EXERCISE.
Where the lines below hold images, skip those and copy every word exactly.

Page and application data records
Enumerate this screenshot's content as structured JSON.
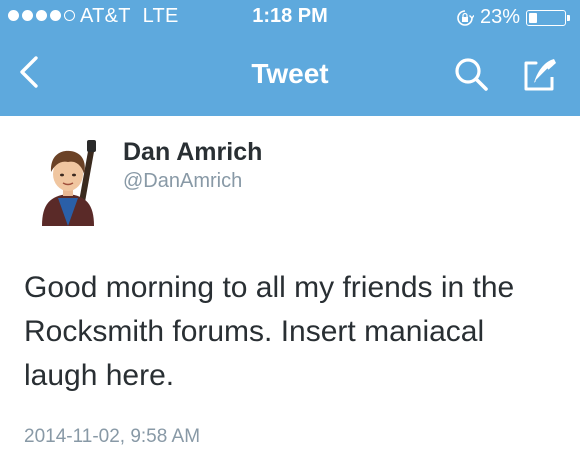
{
  "status_bar": {
    "carrier": "AT&T",
    "network": "LTE",
    "time": "1:18 PM",
    "battery_percent": "23%",
    "battery_level": 0.23,
    "signal_bars_filled": 4,
    "signal_bars_total": 5
  },
  "nav": {
    "title": "Tweet",
    "back_icon": "chevron-left-icon",
    "search_icon": "search-icon",
    "compose_icon": "compose-icon"
  },
  "tweet": {
    "author_name": "Dan Amrich",
    "author_handle": "@DanAmrich",
    "text": "Good morning to all my friends in the Rocksmith forums. Insert maniacal laugh here.",
    "timestamp": "2014-11-02, 9:58 AM"
  },
  "colors": {
    "bar_background": "#5ea9dd",
    "primary_text": "#292f33",
    "secondary_text": "#8899a6"
  }
}
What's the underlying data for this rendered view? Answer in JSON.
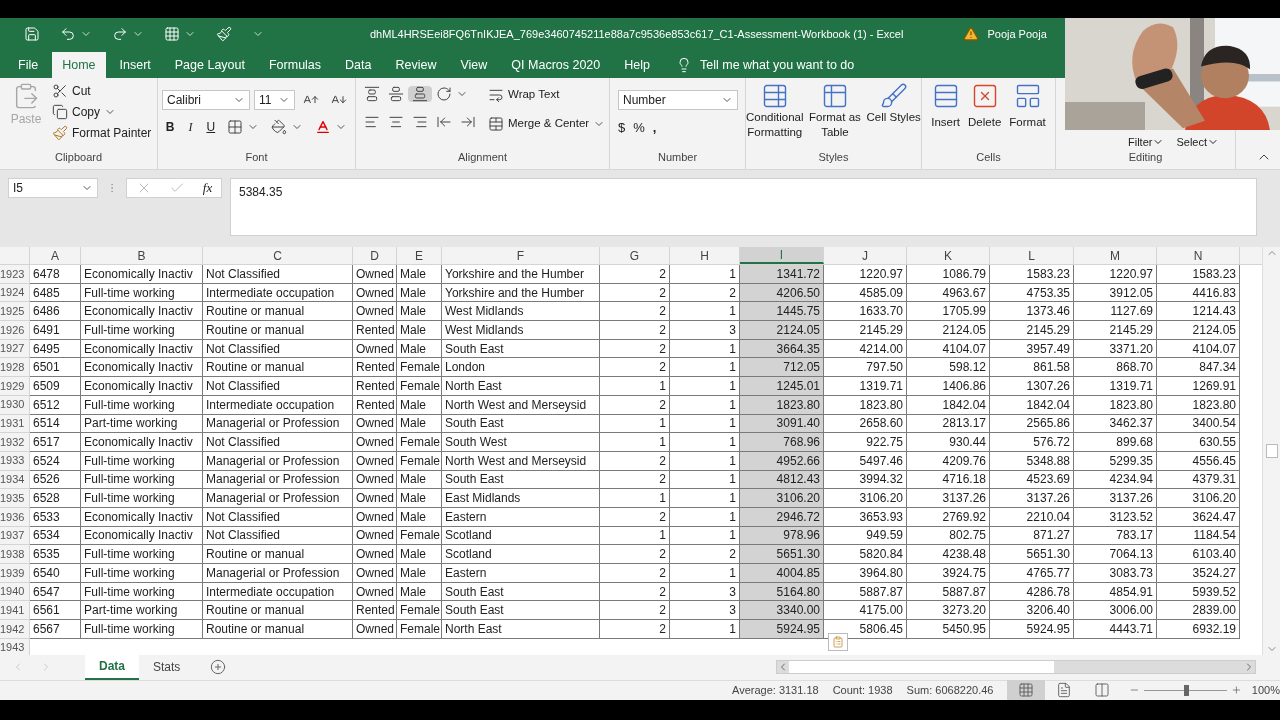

EXERCISE SOLUTION.
Enumerate this screenshot's content as structured JSON.
{
  "status_bar": {
    "carrier": "AT&T",
    "network": "LTE",
    "time": "1:18 PM",
    "battery_percent": "23%",
    "battery_level": 0.23,
    "signal_bars_filled": 4,
    "signal_bars_total": 5
  },
  "nav": {
    "title": "Tweet",
    "back_icon": "chevron-left-icon",
    "search_icon": "search-icon",
    "compose_icon": "compose-icon"
  },
  "tweet": {
    "author_name": "Dan Amrich",
    "author_handle": "@DanAmrich",
    "text": "Good morning to all my friends in the Rocksmith forums. Insert maniacal laugh here.",
    "timestamp": "2014-11-02, 9:58 AM"
  },
  "colors": {
    "bar_background": "#5ea9dd",
    "primary_text": "#292f33",
    "secondary_text": "#8899a6"
  }
}
What's the underlying data for this rendered view? Answer in JSON.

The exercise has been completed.